━━━━━ Input data
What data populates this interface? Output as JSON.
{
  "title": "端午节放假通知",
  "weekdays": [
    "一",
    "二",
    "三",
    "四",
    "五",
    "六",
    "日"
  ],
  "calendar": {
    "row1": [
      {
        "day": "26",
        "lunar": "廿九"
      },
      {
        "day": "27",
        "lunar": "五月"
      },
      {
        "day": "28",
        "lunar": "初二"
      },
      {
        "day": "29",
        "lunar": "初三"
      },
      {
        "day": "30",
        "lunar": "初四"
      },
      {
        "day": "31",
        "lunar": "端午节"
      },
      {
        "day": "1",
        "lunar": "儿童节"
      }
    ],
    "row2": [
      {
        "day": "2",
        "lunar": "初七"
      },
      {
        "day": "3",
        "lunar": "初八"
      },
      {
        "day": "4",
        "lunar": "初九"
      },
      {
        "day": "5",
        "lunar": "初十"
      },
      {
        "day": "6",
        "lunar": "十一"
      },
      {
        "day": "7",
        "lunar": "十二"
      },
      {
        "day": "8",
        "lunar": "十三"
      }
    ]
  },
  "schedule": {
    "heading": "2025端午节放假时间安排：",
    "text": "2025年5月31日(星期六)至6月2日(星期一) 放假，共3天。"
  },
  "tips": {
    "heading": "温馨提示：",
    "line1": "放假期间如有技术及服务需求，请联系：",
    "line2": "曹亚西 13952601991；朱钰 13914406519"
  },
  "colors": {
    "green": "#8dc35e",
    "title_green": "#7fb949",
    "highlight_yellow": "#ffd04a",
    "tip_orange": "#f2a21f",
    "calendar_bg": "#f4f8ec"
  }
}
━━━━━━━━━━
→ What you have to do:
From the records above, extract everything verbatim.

→ Written response:
What data populates this interface? Output as JSON.
{
  "title": "端午节放假通知",
  "weekdays": [
    "一",
    "二",
    "三",
    "四",
    "五",
    "六",
    "日"
  ],
  "calendar": {
    "row1": [
      {
        "day": "26",
        "lunar": "廿九"
      },
      {
        "day": "27",
        "lunar": "五月"
      },
      {
        "day": "28",
        "lunar": "初二"
      },
      {
        "day": "29",
        "lunar": "初三"
      },
      {
        "day": "30",
        "lunar": "初四"
      },
      {
        "day": "31",
        "lunar": "端午节"
      },
      {
        "day": "1",
        "lunar": "儿童节"
      }
    ],
    "row2": [
      {
        "day": "2",
        "lunar": "初七"
      },
      {
        "day": "3",
        "lunar": "初八"
      },
      {
        "day": "4",
        "lunar": "初九"
      },
      {
        "day": "5",
        "lunar": "初十"
      },
      {
        "day": "6",
        "lunar": "十一"
      },
      {
        "day": "7",
        "lunar": "十二"
      },
      {
        "day": "8",
        "lunar": "十三"
      }
    ]
  },
  "schedule": {
    "heading": "2025端午节放假时间安排：",
    "text": "2025年5月31日(星期六)至6月2日(星期一) 放假，共3天。"
  },
  "tips": {
    "heading": "温馨提示：",
    "line1": "放假期间如有技术及服务需求，请联系：",
    "line2": "曹亚西 13952601991；朱钰 13914406519"
  },
  "colors": {
    "green": "#8dc35e",
    "title_green": "#7fb949",
    "highlight_yellow": "#ffd04a",
    "tip_orange": "#f2a21f",
    "calendar_bg": "#f4f8ec"
  }
}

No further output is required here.